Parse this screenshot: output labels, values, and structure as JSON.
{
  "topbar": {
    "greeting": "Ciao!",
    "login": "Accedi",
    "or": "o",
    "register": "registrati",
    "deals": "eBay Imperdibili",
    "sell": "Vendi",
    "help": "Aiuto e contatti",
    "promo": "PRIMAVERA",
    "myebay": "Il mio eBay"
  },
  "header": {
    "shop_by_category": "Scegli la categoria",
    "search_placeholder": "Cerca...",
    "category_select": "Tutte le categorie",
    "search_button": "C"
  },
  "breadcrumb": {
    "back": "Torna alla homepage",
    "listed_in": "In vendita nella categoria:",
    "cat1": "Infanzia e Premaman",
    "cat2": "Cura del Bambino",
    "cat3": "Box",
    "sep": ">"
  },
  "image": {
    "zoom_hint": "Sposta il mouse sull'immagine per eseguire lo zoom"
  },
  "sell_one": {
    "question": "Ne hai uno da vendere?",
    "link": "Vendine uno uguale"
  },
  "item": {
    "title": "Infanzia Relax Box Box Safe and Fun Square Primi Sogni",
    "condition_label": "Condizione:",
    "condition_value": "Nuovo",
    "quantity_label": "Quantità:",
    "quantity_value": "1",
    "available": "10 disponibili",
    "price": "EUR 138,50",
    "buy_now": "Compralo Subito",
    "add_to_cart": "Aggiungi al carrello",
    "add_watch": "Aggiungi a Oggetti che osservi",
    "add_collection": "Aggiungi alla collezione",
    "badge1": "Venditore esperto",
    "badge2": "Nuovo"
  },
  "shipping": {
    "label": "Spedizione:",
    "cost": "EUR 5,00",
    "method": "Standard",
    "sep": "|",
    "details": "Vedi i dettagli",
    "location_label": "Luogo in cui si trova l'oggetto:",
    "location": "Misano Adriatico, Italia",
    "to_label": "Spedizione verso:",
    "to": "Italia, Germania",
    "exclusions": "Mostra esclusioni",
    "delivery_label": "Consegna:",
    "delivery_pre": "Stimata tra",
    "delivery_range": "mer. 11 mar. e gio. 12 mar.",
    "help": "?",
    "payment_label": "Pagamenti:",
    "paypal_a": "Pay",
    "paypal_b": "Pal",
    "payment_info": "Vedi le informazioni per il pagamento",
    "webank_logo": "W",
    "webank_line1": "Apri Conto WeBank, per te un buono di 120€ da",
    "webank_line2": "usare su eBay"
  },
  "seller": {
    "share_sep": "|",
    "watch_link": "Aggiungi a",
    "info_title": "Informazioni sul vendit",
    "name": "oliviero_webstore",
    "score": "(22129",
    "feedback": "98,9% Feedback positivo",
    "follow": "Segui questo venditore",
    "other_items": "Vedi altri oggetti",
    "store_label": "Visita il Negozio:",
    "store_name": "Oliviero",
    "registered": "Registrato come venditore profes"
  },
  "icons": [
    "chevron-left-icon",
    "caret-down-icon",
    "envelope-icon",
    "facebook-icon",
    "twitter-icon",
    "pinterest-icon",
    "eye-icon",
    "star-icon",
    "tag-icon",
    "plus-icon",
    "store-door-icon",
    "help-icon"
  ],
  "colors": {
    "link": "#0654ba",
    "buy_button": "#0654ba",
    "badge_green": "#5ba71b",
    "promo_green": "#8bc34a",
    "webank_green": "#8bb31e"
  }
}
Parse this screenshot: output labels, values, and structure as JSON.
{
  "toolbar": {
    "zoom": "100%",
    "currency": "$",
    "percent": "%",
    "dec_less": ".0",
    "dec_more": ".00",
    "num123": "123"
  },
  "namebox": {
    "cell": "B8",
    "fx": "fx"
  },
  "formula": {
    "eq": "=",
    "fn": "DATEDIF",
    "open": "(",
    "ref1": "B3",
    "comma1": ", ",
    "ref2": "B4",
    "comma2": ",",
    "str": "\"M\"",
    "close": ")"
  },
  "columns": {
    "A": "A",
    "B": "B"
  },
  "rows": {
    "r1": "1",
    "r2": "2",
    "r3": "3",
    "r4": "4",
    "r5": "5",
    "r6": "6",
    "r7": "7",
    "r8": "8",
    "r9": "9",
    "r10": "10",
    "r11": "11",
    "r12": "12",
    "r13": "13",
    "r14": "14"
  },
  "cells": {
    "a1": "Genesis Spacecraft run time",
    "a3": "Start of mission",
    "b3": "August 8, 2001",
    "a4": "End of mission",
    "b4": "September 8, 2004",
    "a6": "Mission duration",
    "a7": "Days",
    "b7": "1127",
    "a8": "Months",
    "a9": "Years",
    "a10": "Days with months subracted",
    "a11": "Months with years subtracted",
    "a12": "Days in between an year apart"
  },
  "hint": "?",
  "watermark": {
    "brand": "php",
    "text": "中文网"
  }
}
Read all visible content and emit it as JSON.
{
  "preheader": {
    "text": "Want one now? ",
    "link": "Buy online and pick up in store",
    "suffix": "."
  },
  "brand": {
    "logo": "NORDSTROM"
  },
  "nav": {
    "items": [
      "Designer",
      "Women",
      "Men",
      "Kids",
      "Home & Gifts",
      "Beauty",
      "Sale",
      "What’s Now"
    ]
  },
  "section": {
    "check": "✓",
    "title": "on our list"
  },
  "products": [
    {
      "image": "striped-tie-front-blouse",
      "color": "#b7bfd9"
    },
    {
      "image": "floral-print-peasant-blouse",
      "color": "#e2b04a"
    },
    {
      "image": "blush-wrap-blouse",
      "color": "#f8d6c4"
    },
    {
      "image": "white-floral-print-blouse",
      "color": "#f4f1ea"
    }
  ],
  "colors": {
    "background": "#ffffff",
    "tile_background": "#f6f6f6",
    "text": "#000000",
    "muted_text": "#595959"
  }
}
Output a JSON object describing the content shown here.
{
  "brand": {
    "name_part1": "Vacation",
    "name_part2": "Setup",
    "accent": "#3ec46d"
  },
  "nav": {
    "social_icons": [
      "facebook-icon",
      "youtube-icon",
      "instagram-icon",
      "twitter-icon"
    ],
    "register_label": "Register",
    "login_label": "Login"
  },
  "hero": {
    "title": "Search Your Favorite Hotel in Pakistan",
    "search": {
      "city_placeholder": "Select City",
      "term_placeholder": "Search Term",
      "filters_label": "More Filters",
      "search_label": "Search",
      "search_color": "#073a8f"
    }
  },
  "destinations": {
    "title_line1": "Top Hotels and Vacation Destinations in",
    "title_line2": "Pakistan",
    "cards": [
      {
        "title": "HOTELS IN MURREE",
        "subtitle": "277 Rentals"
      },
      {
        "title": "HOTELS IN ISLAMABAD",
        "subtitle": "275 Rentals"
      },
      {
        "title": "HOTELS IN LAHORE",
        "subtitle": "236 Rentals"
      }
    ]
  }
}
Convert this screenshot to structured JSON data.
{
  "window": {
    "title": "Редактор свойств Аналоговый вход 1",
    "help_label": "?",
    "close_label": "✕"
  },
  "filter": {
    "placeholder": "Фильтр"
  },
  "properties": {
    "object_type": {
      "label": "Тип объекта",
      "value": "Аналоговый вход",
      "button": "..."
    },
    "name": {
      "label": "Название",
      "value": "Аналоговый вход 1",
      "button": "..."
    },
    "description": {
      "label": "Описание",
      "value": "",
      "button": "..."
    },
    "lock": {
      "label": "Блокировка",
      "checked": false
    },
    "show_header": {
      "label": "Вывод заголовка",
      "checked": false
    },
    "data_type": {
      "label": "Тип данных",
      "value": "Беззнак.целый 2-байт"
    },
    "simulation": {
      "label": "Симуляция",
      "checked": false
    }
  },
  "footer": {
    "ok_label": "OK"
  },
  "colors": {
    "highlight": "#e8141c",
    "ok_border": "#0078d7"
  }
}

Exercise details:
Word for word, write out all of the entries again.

Solved problem:
Parse this screenshot: output labels, values, and structure as JSON.
{
  "topbar": {
    "greeting": "Ciao!",
    "login": "Accedi",
    "or": "o",
    "register": "registrati",
    "deals": "eBay Imperdibili",
    "sell": "Vendi",
    "help": "Aiuto e contatti",
    "promo": "PRIMAVERA",
    "myebay": "Il mio eBay"
  },
  "header": {
    "shop_by_category": "Scegli la categoria",
    "search_placeholder": "Cerca...",
    "category_select": "Tutte le categorie",
    "search_button": "C"
  },
  "breadcrumb": {
    "back": "Torna alla homepage",
    "listed_in": "In vendita nella categoria:",
    "cat1": "Infanzia e Premaman",
    "cat2": "Cura del Bambino",
    "cat3": "Box",
    "sep": ">"
  },
  "image": {
    "zoom_hint": "Sposta il mouse sull'immagine per eseguire lo zoom"
  },
  "sell_one": {
    "question": "Ne hai uno da vendere?",
    "link": "Vendine uno uguale"
  },
  "item": {
    "title": "Infanzia Relax Box Box Safe and Fun Square Primi Sogni",
    "condition_label": "Condizione:",
    "condition_value": "Nuovo",
    "quantity_label": "Quantità:",
    "quantity_value": "1",
    "available": "10 disponibili",
    "price": "EUR 138,50",
    "buy_now": "Compralo Subito",
    "add_to_cart": "Aggiungi al carrello",
    "add_watch": "Aggiungi a Oggetti che osservi",
    "add_collection": "Aggiungi alla collezione",
    "badge1": "Venditore esperto",
    "badge2": "Nuovo"
  },
  "shipping": {
    "label": "Spedizione:",
    "cost": "EUR 5,00",
    "method": "Standard",
    "sep": "|",
    "details": "Vedi i dettagli",
    "location_label": "Luogo in cui si trova l'oggetto:",
    "location": "Misano Adriatico, Italia",
    "to_label": "Spedizione verso:",
    "to": "Italia, Germania",
    "exclusions": "Mostra esclusioni",
    "delivery_label": "Consegna:",
    "delivery_pre": "Stimata tra",
    "delivery_range": "mer. 11 mar. e gio. 12 mar.",
    "help": "?",
    "payment_label": "Pagamenti:",
    "paypal_a": "Pay",
    "paypal_b": "Pal",
    "payment_info": "Vedi le informazioni per il pagamento",
    "webank_logo": "W",
    "webank_line1": "Apri Conto WeBank, per te un buono di 120€ da",
    "webank_line2": "usare su eBay"
  },
  "seller": {
    "share_sep": "|",
    "watch_link": "Aggiungi a",
    "info_title": "Informazioni sul vendit",
    "name": "oliviero_webstore",
    "score": "(22129",
    "feedback": "98,9% Feedback positivo",
    "follow": "Segui questo venditore",
    "other_items": "Vedi altri oggetti",
    "store_label": "Visita il Negozio:",
    "store_name": "Oliviero",
    "registered": "Registrato come venditore profes"
  },
  "icons": [
    "chevron-left-icon",
    "caret-down-icon",
    "envelope-icon",
    "facebook-icon",
    "twitter-icon",
    "pinterest-icon",
    "eye-icon",
    "star-icon",
    "tag-icon",
    "plus-icon",
    "store-door-icon",
    "help-icon"
  ],
  "colors": {
    "link": "#0654ba",
    "buy_button": "#0654ba",
    "badge_green": "#5ba71b",
    "promo_green": "#8bc34a",
    "webank_green": "#8bb31e"
  }
}
Parse this screenshot: output labels, values, and structure as JSON.
{
  "toolbar": {
    "zoom": "100%",
    "currency": "$",
    "percent": "%",
    "dec_less": ".0",
    "dec_more": ".00",
    "num123": "123"
  },
  "namebox": {
    "cell": "B8",
    "fx": "fx"
  },
  "formula": {
    "eq": "=",
    "fn": "DATEDIF",
    "open": "(",
    "ref1": "B3",
    "comma1": ", ",
    "ref2": "B4",
    "comma2": ",",
    "str": "\"M\"",
    "close": ")"
  },
  "columns": {
    "A": "A",
    "B": "B"
  },
  "rows": {
    "r1": "1",
    "r2": "2",
    "r3": "3",
    "r4": "4",
    "r5": "5",
    "r6": "6",
    "r7": "7",
    "r8": "8",
    "r9": "9",
    "r10": "10",
    "r11": "11",
    "r12": "12",
    "r13": "13",
    "r14": "14"
  },
  "cells": {
    "a1": "Genesis Spacecraft run time",
    "a3": "Start of mission",
    "b3": "August 8, 2001",
    "a4": "End of mission",
    "b4": "September 8, 2004",
    "a6": "Mission duration",
    "a7": "Days",
    "b7": "1127",
    "a8": "Months",
    "a9": "Years",
    "a10": "Days with months subracted",
    "a11": "Months with years subtracted",
    "a12": "Days in between an year apart"
  },
  "hint": "?",
  "watermark": {
    "brand": "php",
    "text": "中文网"
  }
}
Read all visible content and emit it as JSON.
{
  "preheader": {
    "text": "Want one now? ",
    "link": "Buy online and pick up in store",
    "suffix": "."
  },
  "brand": {
    "logo": "NORDSTROM"
  },
  "nav": {
    "items": [
      "Designer",
      "Women",
      "Men",
      "Kids",
      "Home & Gifts",
      "Beauty",
      "Sale",
      "What’s Now"
    ]
  },
  "section": {
    "check": "✓",
    "title": "on our list"
  },
  "products": [
    {
      "image": "striped-tie-front-blouse",
      "color": "#b7bfd9"
    },
    {
      "image": "floral-print-peasant-blouse",
      "color": "#e2b04a"
    },
    {
      "image": "blush-wrap-blouse",
      "color": "#f8d6c4"
    },
    {
      "image": "white-floral-print-blouse",
      "color": "#f4f1ea"
    }
  ],
  "colors": {
    "background": "#ffffff",
    "tile_background": "#f6f6f6",
    "text": "#000000",
    "muted_text": "#595959"
  }
}
Output a JSON object describing the content shown here.
{
  "brand": {
    "name_part1": "Vacation",
    "name_part2": "Setup",
    "accent": "#3ec46d"
  },
  "nav": {
    "social_icons": [
      "facebook-icon",
      "youtube-icon",
      "instagram-icon",
      "twitter-icon"
    ],
    "register_label": "Register",
    "login_label": "Login"
  },
  "hero": {
    "title": "Search Your Favorite Hotel in Pakistan",
    "search": {
      "city_placeholder": "Select City",
      "term_placeholder": "Search Term",
      "filters_label": "More Filters",
      "search_label": "Search",
      "search_color": "#073a8f"
    }
  },
  "destinations": {
    "title_line1": "Top Hotels and Vacation Destinations in",
    "title_line2": "Pakistan",
    "cards": [
      {
        "title": "HOTELS IN MURREE",
        "subtitle": "277 Rentals"
      },
      {
        "title": "HOTELS IN ISLAMABAD",
        "subtitle": "275 Rentals"
      },
      {
        "title": "HOTELS IN LAHORE",
        "subtitle": "236 Rentals"
      }
    ]
  }
}
Convert this screenshot to structured JSON data.
{
  "window": {
    "title": "Редактор свойств Аналоговый вход 1",
    "help_label": "?",
    "close_label": "✕"
  },
  "filter": {
    "placeholder": "Фильтр"
  },
  "properties": {
    "object_type": {
      "label": "Тип объекта",
      "value": "Аналоговый вход",
      "button": "..."
    },
    "name": {
      "label": "Название",
      "value": "Аналоговый вход 1",
      "button": "..."
    },
    "description": {
      "label": "Описание",
      "value": "",
      "button": "..."
    },
    "lock": {
      "label": "Блокировка",
      "checked": false
    },
    "show_header": {
      "label": "Вывод заголовка",
      "checked": false
    },
    "data_type": {
      "label": "Тип данных",
      "value": "Беззнак.целый 2-байт"
    },
    "simulation": {
      "label": "Симуляция",
      "checked": false
    }
  },
  "footer": {
    "ok_label": "OK"
  },
  "colors": {
    "highlight": "#e8141c",
    "ok_border": "#0078d7"
  }
}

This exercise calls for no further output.